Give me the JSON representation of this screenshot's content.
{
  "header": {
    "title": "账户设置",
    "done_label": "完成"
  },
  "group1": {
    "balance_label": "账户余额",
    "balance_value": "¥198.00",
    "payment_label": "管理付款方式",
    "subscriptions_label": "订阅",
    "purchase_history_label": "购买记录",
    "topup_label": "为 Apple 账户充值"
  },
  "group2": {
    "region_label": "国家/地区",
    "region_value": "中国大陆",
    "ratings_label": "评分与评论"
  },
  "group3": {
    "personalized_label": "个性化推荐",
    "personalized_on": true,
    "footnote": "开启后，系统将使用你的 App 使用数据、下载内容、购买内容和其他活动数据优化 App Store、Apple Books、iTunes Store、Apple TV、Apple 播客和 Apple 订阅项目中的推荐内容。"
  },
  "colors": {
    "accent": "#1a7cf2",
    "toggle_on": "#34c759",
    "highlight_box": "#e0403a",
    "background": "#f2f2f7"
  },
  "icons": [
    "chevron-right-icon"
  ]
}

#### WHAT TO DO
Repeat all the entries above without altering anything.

#### ANSWER FOR THE TASK
Give me the JSON representation of this screenshot's content.
{
  "header": {
    "title": "账户设置",
    "done_label": "完成"
  },
  "group1": {
    "balance_label": "账户余额",
    "balance_value": "¥198.00",
    "payment_label": "管理付款方式",
    "subscriptions_label": "订阅",
    "purchase_history_label": "购买记录",
    "topup_label": "为 Apple 账户充值"
  },
  "group2": {
    "region_label": "国家/地区",
    "region_value": "中国大陆",
    "ratings_label": "评分与评论"
  },
  "group3": {
    "personalized_label": "个性化推荐",
    "personalized_on": true,
    "footnote": "开启后，系统将使用你的 App 使用数据、下载内容、购买内容和其他活动数据优化 App Store、Apple Books、iTunes Store、Apple TV、Apple 播客和 Apple 订阅项目中的推荐内容。"
  },
  "colors": {
    "accent": "#1a7cf2",
    "toggle_on": "#34c759",
    "highlight_box": "#e0403a",
    "background": "#f2f2f7"
  },
  "icons": [
    "chevron-right-icon"
  ]
}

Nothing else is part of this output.